I still don't think this is right.
The "Spallation Neutron Source" produces neutrons from slamming mercury with protons.
Directly from Le Wiki-Pédia:
The spallation process at SNS begins with negatively charged hydrogen ions that are produced by an ion source. Each ion consists of a proton orbited by two electrons. The ions are injected into a linear particle accelerator, or linac, which accelerates them to very high energies (eventually to 90% the speed of light).[citation needed (no seriously, WTF!)] The ions pass through a foil, which strips off each ion's two electrons, converting it to a proton. The protons pass into a ring-shaped structure, a proton accumulator ring, where they spin around at very high speeds and accumulate in “bunches.” Each bunch of protons is released from the ring as a pulse, at a rate of 60 times per second (60 hertz). The high-energy proton pulses strike a target of liquid mercury, where spallation occurs. The spalled neutrons are then slowed down in a moderator and guided through beam lines to areas containing special instruments where they are used in a wide variety of experiments.
So that's the idea. Where do we get those neutrinos from?
In the extra-interesting presentation about "COHERENT Elastic Neutrino-Nucleus Scattering" by Kate Scholberg ("CEνNS is a possibility but those internal Greek letters are annoying.. CEvNS, pronounced “sevens”... spread the meme!")
we find the explanation on 21 ("Stopped-Pion (πDAR) Neutrinos"):
The proton hits the Hg nucleus, eliciting Pions from nature's infinite bag of probablistic stuff: a pion+ and a pion- (these are quark-antiquark pairs), unsure what happens to the Hg nucleus.
The pion- is captured by another Hg nucleaus with high probability.

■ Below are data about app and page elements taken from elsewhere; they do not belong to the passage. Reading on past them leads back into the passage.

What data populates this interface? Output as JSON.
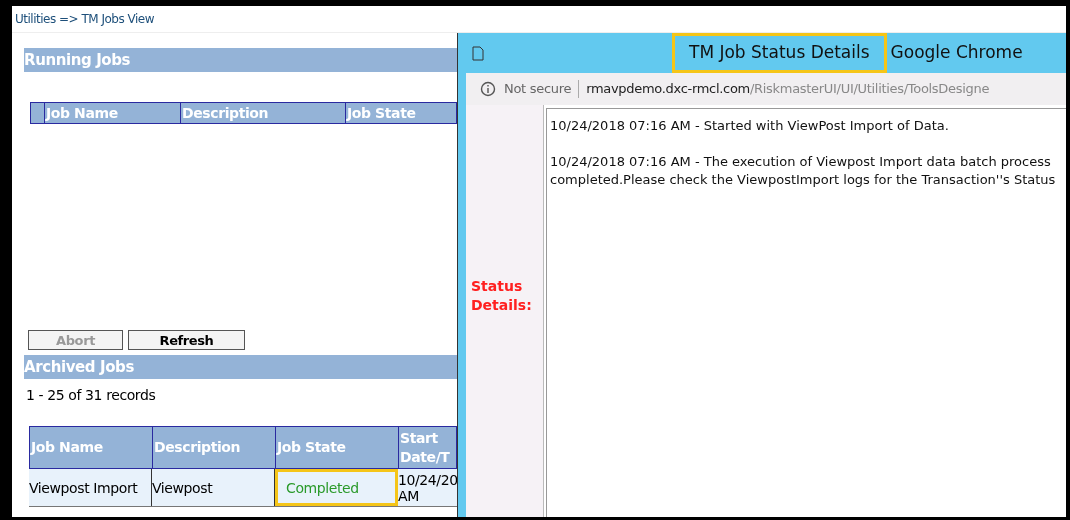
{
  "breadcrumb": "Utilities => TM Jobs View",
  "running_jobs": {
    "title": "Running Jobs",
    "columns": [
      "Job Name",
      "Description",
      "Job State"
    ],
    "buttons": [
      {
        "label": "Abort",
        "disabled": true
      },
      {
        "label": "Refresh",
        "disabled": false
      }
    ]
  },
  "archived_jobs": {
    "title": "Archived Jobs",
    "records": "1 - 25 of 31 records",
    "columns": [
      "Job Name",
      "Description",
      "Job State",
      "Start Date/T"
    ],
    "rows": [
      {
        "cells": [
          "Viewpost Import",
          "Viewpost",
          "Completed",
          "10/24/20 AM"
        ],
        "highlighted": true
      }
    ]
  },
  "popup": {
    "title": "TM Job Status Details",
    "title_highlighted": true,
    "app": "Google Chrome",
    "security": "Not secure",
    "url_host": "rmavpdemo.dxc-rmcl.com",
    "url_path": "/RiskmasterUI/UI/Utilities/ToolsDesigne",
    "label": "Status Details:",
    "status_paragraphs": [
      [
        "10/24/2018 07:16 AM - Started with ViewPost Import of Data."
      ],
      [
        "10/24/2018 07:16 AM - The execution of Viewpost Import data batch process",
        "completed.Please check the ViewpostImport logs for the Transaction''s Status"
      ]
    ]
  }
}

The pion+ decays into a muon and a muon neutrino.
The muon then decays into a positron, an anti-muon-neutrino and an electron-neutrino. That last one is the one we want.
Photons are not involved anywhere!
The must be some additional trickery regarding focusing of the neutrinos, we want a beam after all.